“This is going to be the biggest thing (on Main Street),” Evarts said.
Evarts may have some competition for that title.
Across the street from the Old Town Lofts, a project that would create the two tallest structures in downtown Meridian is in the planning stages.
Meridian Station on deck
In December, the Galena Opportunity Fund, a Boise-based development group led by Bill Truax, submitted an application for Meridian Station, a mixed-use project, envisioned by local developer Bill Ditz, on about 6 acres on the southeast corner of Main and Broadway. The industrial property previously was owned by the Union Pacific Railroad Company.
In July, Ditz told the Meridian Press he was working on purchasing the property from Union Pacific but had yet to close the deal. In October, the East Broadway Investment Company, a subsidiary of Ditz’s development company, the Mountain West Group, purchased the land, according to the application. By that time the Galena Opportunity Fund had entered into a purchase agreement for all interests in the East Broadway Investment Company, which included the former railroad land, and planned to develop the property, the application shows.
The application shows plans for a two-phase project. The first phase includes residential and retail space totaling nearly 300,000 square feet. The second phase, designs for which were not included in the application, will include two “large office towers” about 120,000 square feet each, according to a letter from project designer neUdesign Architecture. The towers will be geared toward “tech” companies and “tech start-ups,” the letter said.

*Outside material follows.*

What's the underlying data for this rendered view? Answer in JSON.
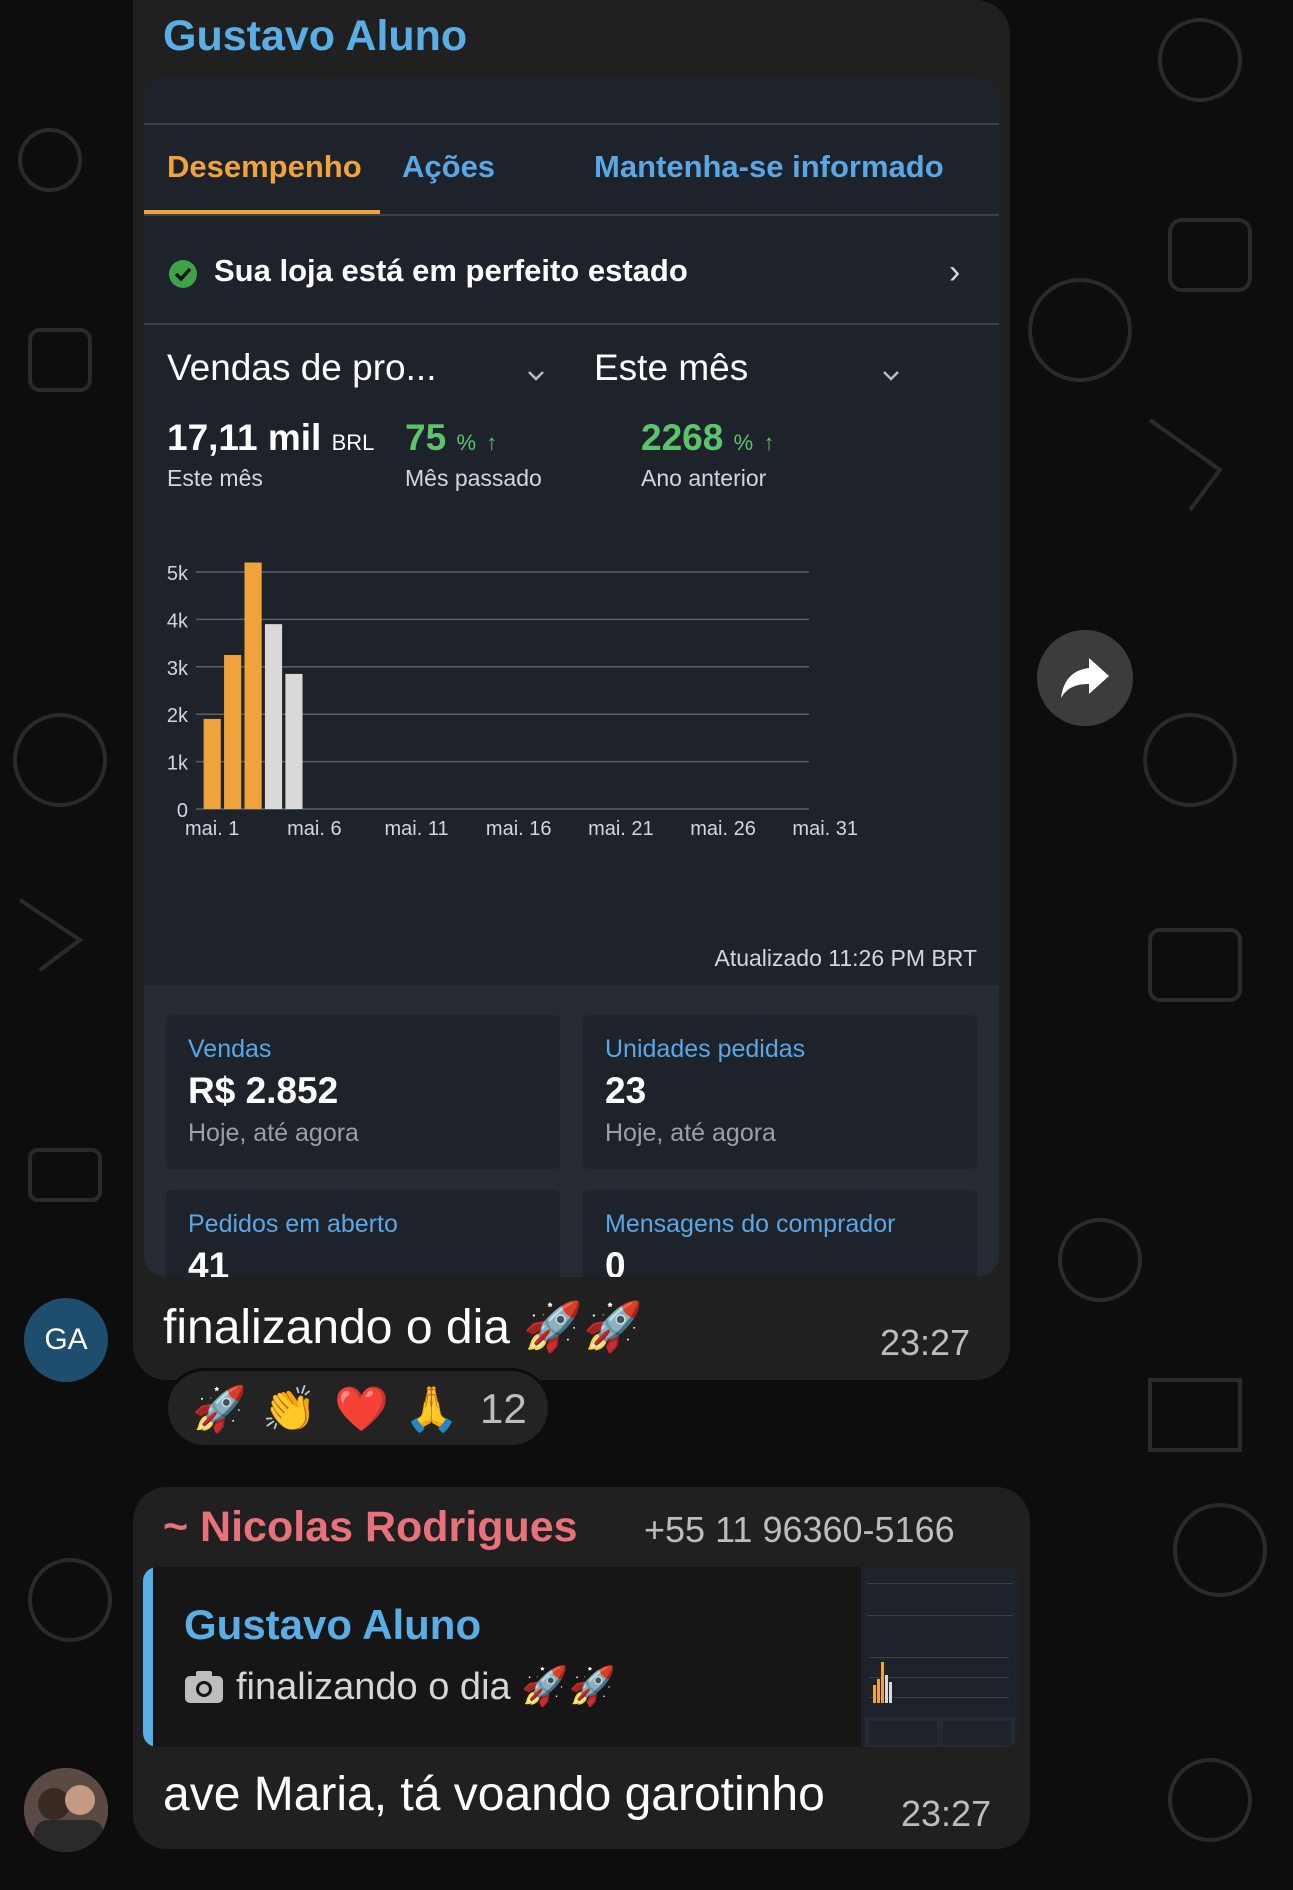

The two residential and retail buildings, each measuring 100 feet, will be built on two parking garages. Between the two buildings there will be 385 apartments, including a mix of studios and one- and two-bedroom units.

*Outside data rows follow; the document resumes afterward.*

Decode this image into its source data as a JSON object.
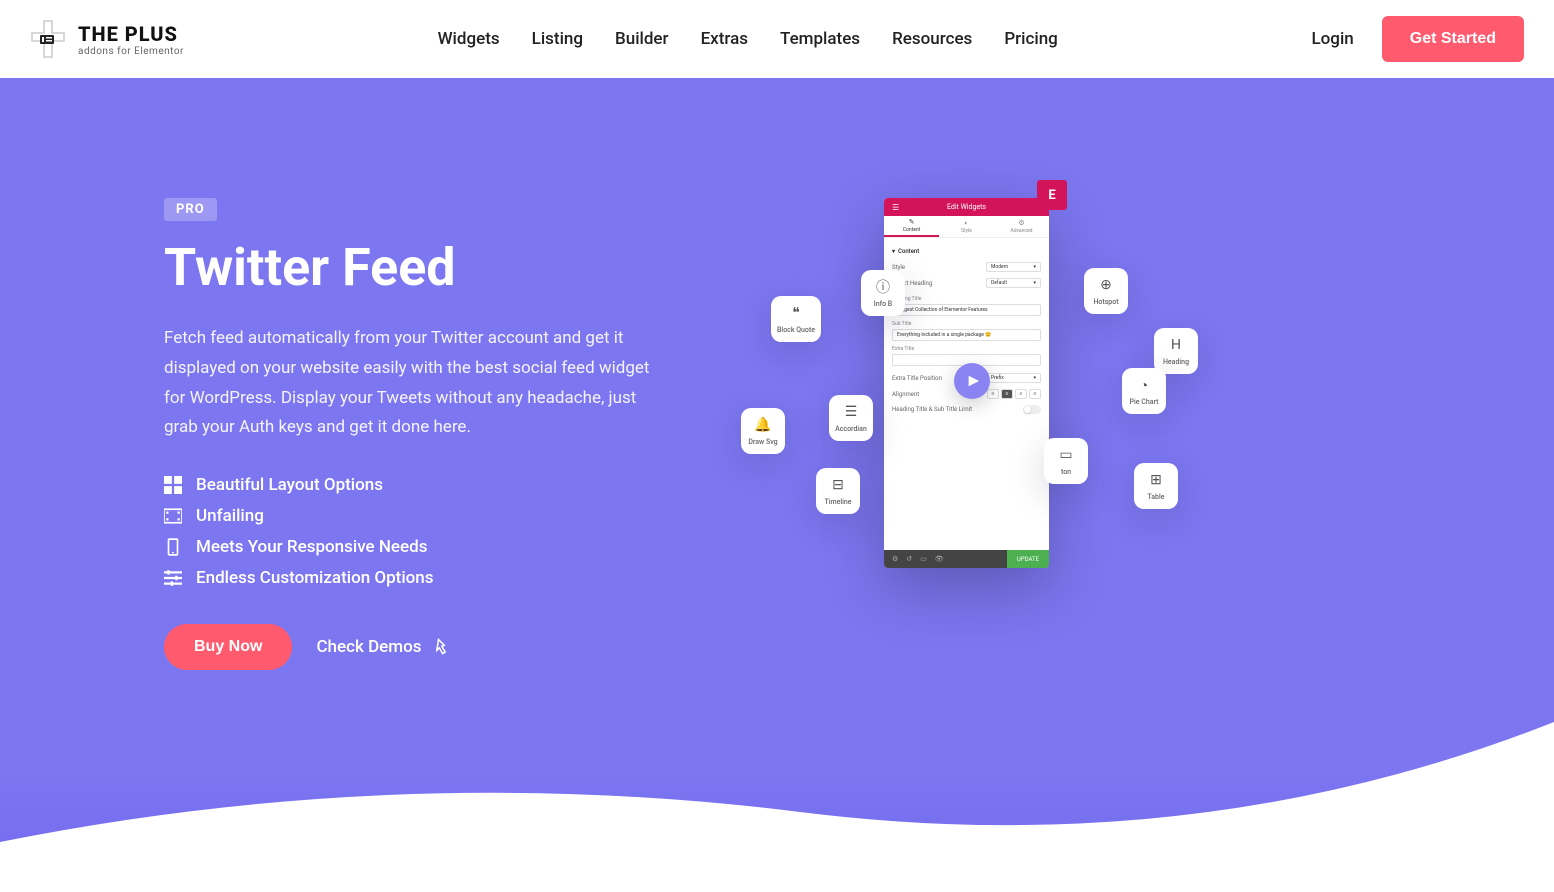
{
  "header": {
    "logo_title": "THE PLUS",
    "logo_sub": "addons for Elementor",
    "nav": [
      "Widgets",
      "Listing",
      "Builder",
      "Extras",
      "Templates",
      "Resources",
      "Pricing"
    ],
    "login": "Login",
    "cta": "Get Started"
  },
  "hero": {
    "badge": "PRO",
    "title": "Twitter Feed",
    "description": "Fetch feed automatically from your Twitter account and get it displayed on your website easily with the best social feed widget for WordPress. Display your Tweets without any headache, just grab your Auth keys and get it done here.",
    "features": [
      "Beautiful Layout Options",
      "Unfailing",
      "Meets Your Responsive Needs",
      "Endless Customization Options"
    ],
    "buy": "Buy Now",
    "demos": "Check Demos"
  },
  "panel": {
    "title": "Edit Widgets",
    "elem": "E",
    "tabs": [
      "Content",
      "Style",
      "Advanced"
    ],
    "section": "Content",
    "style_label": "Style",
    "style_val": "Modern",
    "heading_select_label": "Select Heading",
    "heading_select_val": "Default",
    "heading_title_label": "Heading Title",
    "heading_title_val": "Biggest Collection of Elementor Features",
    "sub_title_label": "Sub Title",
    "sub_title_val": "Everything included in a single package 😊",
    "extra_title_label": "Extra Title",
    "extra_pos_label": "Extra Title Position",
    "extra_pos_val": "Prefix",
    "align_label": "Alignment",
    "limit_label": "Heading Title & Sub Title Limit",
    "update": "UPDATE"
  },
  "floats": {
    "info": "Info B",
    "quote": "Block Quote",
    "accordion": "Accordian",
    "svg": "Draw Svg",
    "timeline": "Timeline",
    "hotspot": "Hotspot",
    "heading": "Heading",
    "pie": "Pie Chart",
    "button": "ton",
    "table": "Table"
  }
}
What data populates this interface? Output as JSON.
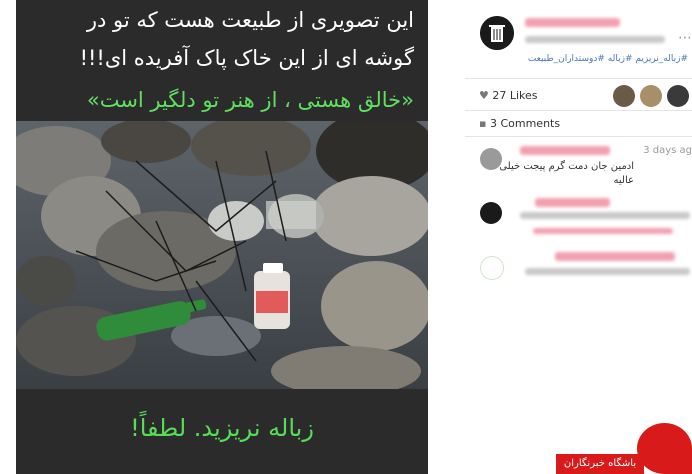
{
  "post": {
    "caption_line1": "این تصویری از طبیعت هست که تو در",
    "caption_line2": "گوشه ای از این خاک پاک آفریده ای!!!",
    "caption_line3": "«خالق هستی ، از هنر تو دلگیر است»",
    "bottom_text": "زباله نریزید. لطفاً!"
  },
  "sidebar": {
    "hashtags": "#زباله_نریزیم #زباله #دوستداران_طبیعت",
    "likes": "27 Likes",
    "comments_count": "3 Comments",
    "comment_time": "3 days ag",
    "comment1_line1": "ادمین جان دمت گرم پیجت خیلی",
    "comment1_line2": "عالیه"
  },
  "footer": {
    "badge": "باشگاه خبرنگاران"
  },
  "colors": {
    "caption_white": "#ffffff",
    "caption_green": "#5fe05f",
    "brand_red": "#d81a1a",
    "hashtag_blue": "#4a76b8"
  },
  "icons": [
    "trash-can-person-icon",
    "heart-icon",
    "comment-icon",
    "more-dots-icon"
  ]
}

The apartments will provide “residential workforce and market-rate housing to the community currently experiencing surging population growth,” the neUdesign letter said.
The developers hope to begin construction in late spring, according to the application. First, the development will need a go-ahead from the city. The Meridian Planning and Zoning Commission will host a public hearing on Meridian Station on Feb. 20.
More on the way
Several other projects are under construction or in the planning stages downtown.
Last fall, the Galena Opportunity Fund submitted a proposal to the city to build a new community center and a public auditorium, along with mixed-use space, on the downtown Civic Block. The city agreed to work with Galena on the project, which includes creating a new urban renewal district to encompass the site. The 1.24-acre Civic Block includes the aging Meridian Community Center, Centennial Park and a parking lot — on Northeast Second and East Third streets, just south of East Idaho Avenue — and may be expanded to include additional properties within the Union Pacific corridor south of the community center site. During a January meeting, Meridian Development Corporation officials said they are working on plans for the new urban renewal district which may be presented to the Meridian City Council this summer.
This spring, a new bar and barbershop are expected to open in a 120-year old building, which currently houses The Frontier Club bar. Two storefronts on the east side of the building will house Roosevelt Bar, a cocktail bar named for the 26th president of the United States, and Barclay & Hill barbershop.
The Meridian Library District plans to reopen its unBound library branch downtown. The library’s technology-focused branch will open in the fall after renovations are completed on the former AEI Systems Group building, on Third Street between East Idaho and Broadway avenues.